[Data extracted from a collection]
▬▬▬

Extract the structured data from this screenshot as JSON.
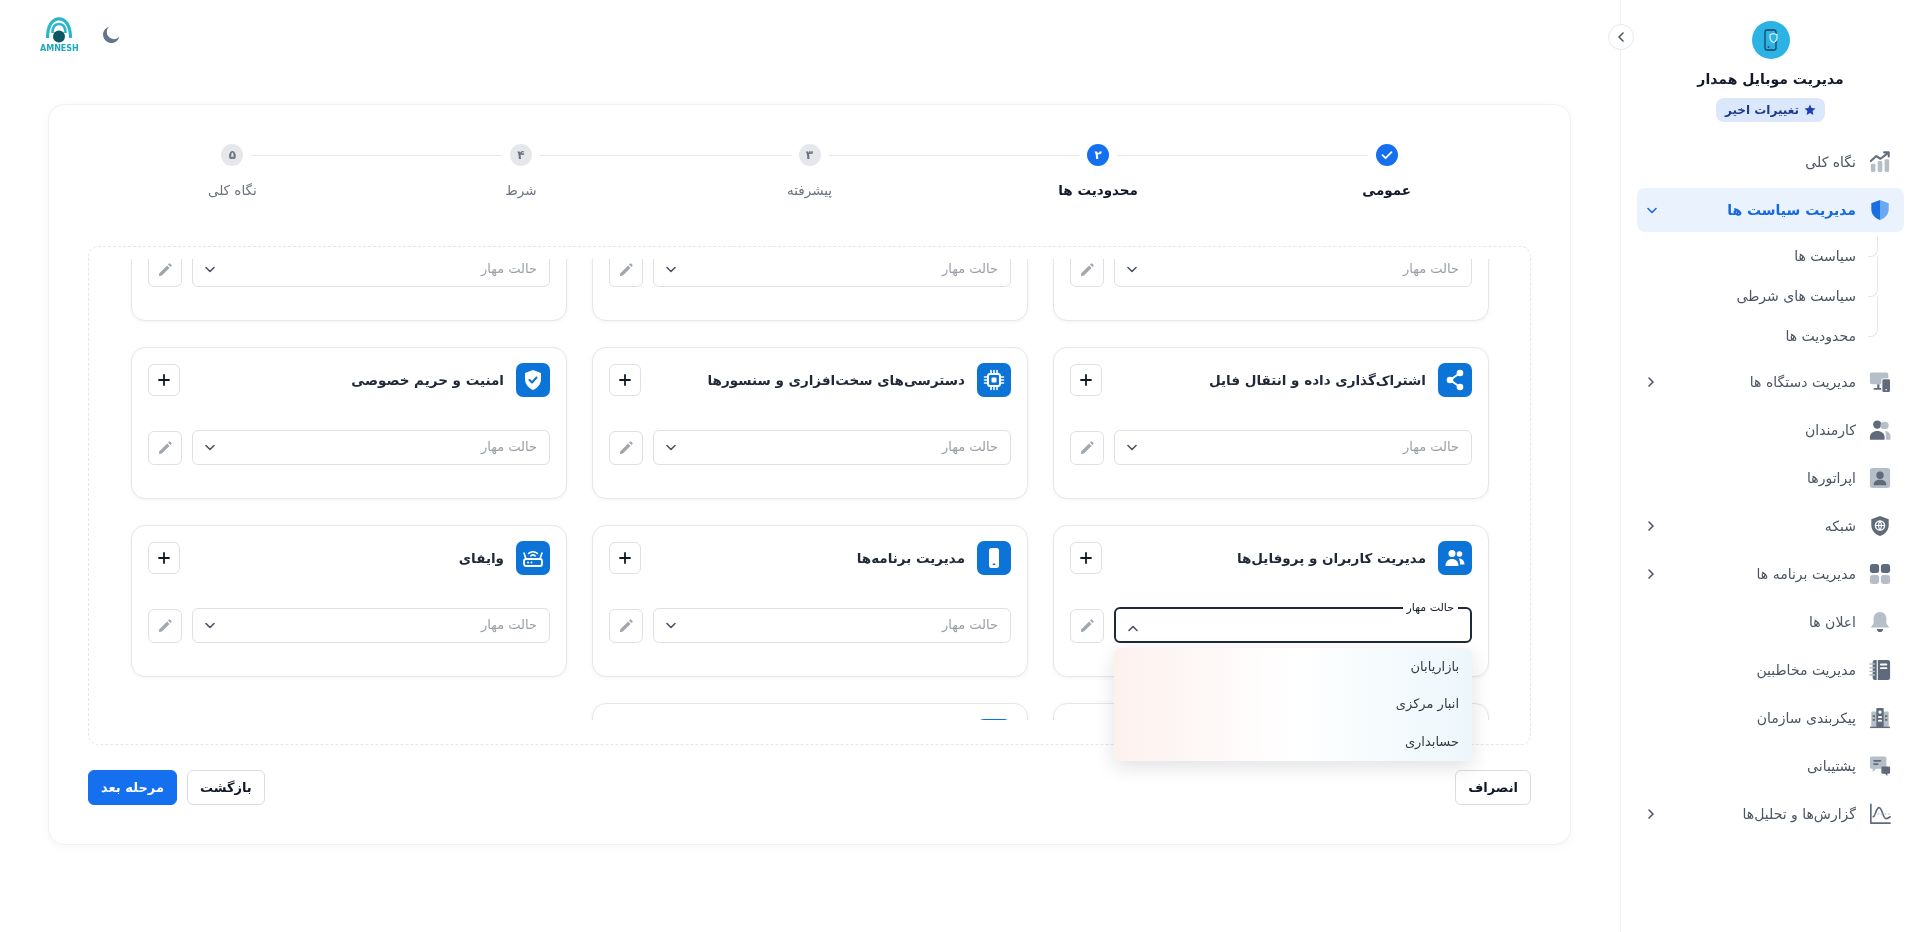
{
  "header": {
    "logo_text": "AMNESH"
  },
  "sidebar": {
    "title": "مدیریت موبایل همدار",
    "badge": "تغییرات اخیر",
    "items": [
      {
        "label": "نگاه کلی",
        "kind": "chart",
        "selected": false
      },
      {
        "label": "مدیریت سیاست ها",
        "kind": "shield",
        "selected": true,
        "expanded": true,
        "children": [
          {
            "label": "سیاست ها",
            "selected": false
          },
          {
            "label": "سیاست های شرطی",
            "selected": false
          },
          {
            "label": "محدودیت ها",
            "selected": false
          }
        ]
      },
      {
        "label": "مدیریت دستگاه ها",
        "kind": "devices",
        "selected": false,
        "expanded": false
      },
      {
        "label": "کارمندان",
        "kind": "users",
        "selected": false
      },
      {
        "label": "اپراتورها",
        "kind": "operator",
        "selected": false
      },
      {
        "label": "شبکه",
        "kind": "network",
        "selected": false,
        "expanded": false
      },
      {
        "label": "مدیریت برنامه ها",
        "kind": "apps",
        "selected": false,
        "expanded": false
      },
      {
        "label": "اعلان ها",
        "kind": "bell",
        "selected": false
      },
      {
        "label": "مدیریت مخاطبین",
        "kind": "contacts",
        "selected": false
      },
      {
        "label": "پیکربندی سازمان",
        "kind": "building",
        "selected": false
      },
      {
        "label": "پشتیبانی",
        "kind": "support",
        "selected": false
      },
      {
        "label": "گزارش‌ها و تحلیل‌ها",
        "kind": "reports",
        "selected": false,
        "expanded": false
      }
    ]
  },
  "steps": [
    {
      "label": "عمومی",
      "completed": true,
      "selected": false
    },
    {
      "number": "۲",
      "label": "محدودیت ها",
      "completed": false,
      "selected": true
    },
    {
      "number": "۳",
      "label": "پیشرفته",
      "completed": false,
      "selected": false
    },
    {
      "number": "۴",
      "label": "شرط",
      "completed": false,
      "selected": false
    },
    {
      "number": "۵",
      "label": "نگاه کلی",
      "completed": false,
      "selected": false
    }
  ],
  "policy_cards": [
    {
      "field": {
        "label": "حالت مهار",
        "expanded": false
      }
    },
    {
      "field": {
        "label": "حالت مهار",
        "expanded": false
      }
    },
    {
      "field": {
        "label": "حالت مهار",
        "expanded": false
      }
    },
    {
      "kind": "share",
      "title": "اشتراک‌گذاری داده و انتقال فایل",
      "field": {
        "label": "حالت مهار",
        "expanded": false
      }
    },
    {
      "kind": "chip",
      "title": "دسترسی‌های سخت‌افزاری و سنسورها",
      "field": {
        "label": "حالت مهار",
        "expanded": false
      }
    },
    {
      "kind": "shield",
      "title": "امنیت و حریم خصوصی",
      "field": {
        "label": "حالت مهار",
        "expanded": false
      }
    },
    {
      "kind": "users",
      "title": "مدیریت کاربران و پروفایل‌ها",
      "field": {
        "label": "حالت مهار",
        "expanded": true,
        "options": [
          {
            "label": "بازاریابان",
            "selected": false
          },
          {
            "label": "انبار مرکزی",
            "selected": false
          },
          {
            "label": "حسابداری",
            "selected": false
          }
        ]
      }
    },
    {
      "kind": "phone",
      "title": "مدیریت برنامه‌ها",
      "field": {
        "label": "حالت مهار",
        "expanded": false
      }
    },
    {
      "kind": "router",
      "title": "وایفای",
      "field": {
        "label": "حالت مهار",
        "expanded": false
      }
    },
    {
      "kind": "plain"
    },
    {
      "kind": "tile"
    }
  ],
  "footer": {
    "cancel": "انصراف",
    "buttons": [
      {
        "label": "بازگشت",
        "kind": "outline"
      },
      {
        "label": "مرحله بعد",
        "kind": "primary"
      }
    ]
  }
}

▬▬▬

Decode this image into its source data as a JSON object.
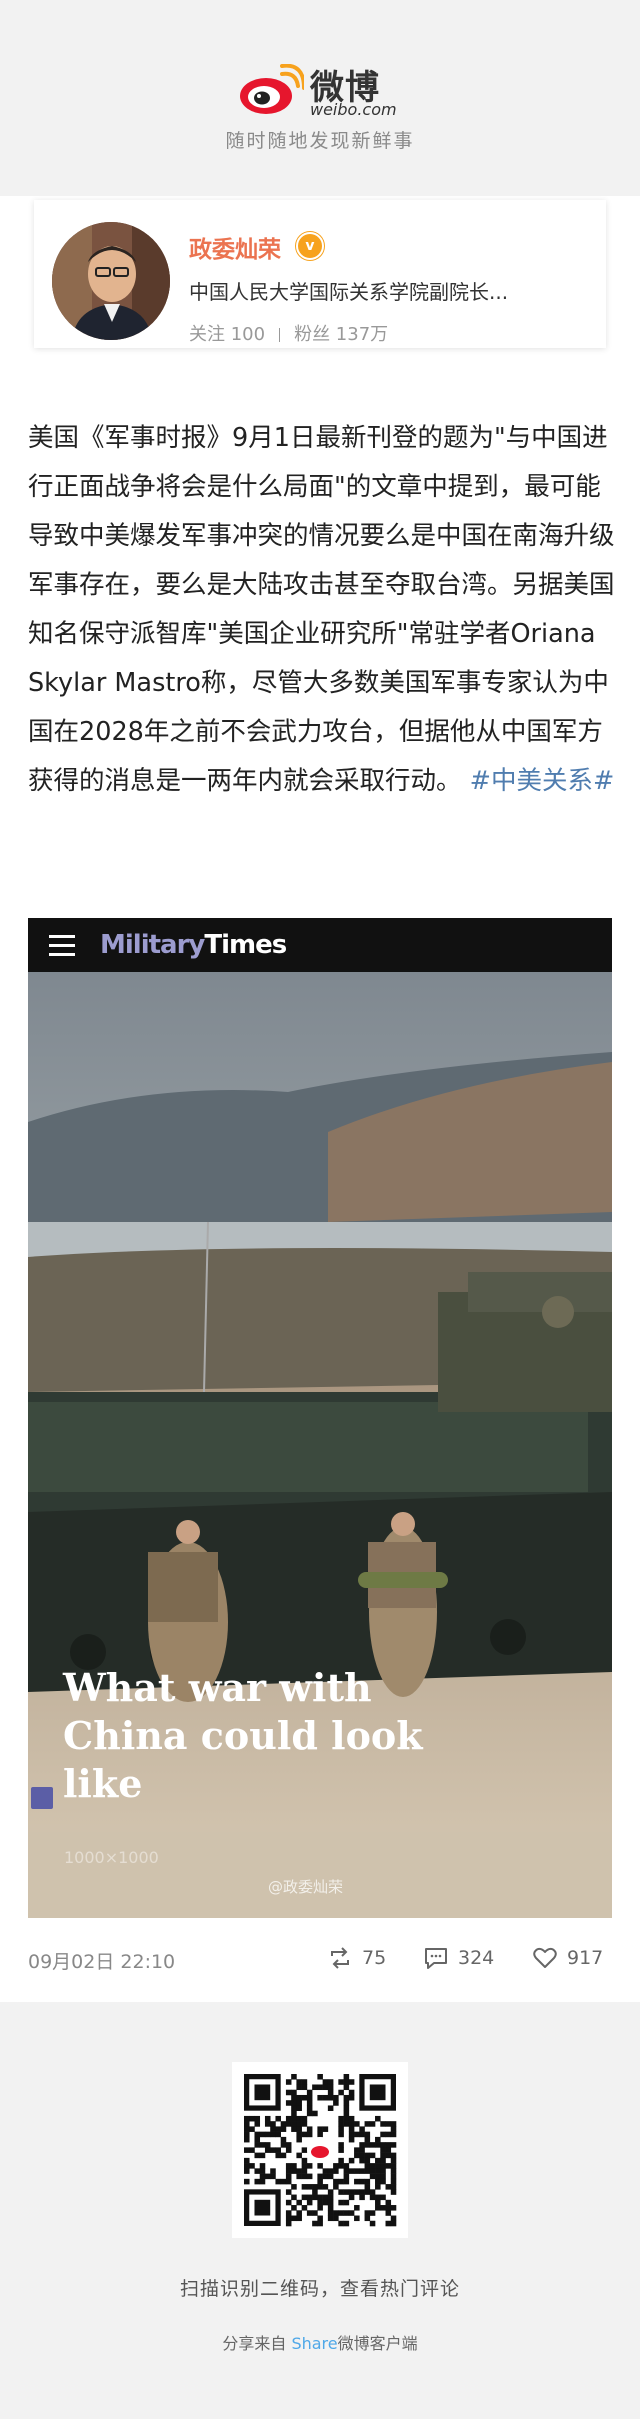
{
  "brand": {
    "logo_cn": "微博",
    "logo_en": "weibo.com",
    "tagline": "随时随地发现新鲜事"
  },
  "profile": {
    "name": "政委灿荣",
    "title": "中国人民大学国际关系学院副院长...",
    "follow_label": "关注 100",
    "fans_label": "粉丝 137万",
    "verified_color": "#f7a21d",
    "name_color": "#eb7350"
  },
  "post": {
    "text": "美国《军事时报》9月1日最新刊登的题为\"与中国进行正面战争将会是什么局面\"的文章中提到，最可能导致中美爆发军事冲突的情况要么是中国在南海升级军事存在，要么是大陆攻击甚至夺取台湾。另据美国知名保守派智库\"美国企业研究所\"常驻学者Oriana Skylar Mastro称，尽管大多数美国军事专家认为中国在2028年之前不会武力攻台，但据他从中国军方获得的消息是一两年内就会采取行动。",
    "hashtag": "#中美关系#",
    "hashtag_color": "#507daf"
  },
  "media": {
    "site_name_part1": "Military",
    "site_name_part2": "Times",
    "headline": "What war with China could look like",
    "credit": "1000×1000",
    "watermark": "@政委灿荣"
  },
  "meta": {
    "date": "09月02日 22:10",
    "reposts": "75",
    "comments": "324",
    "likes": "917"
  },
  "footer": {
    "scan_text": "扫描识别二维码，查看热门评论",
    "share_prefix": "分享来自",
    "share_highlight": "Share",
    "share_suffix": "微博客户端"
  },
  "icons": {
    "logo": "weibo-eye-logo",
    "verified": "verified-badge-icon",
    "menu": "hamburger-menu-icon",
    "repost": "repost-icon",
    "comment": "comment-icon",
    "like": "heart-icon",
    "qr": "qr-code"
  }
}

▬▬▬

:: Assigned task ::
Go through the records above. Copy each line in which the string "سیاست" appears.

:: Task result ::
        "label": "مدیریت سیاست ها",
            "label": "سیاست ها",
            "label": "سیاست های شرطی",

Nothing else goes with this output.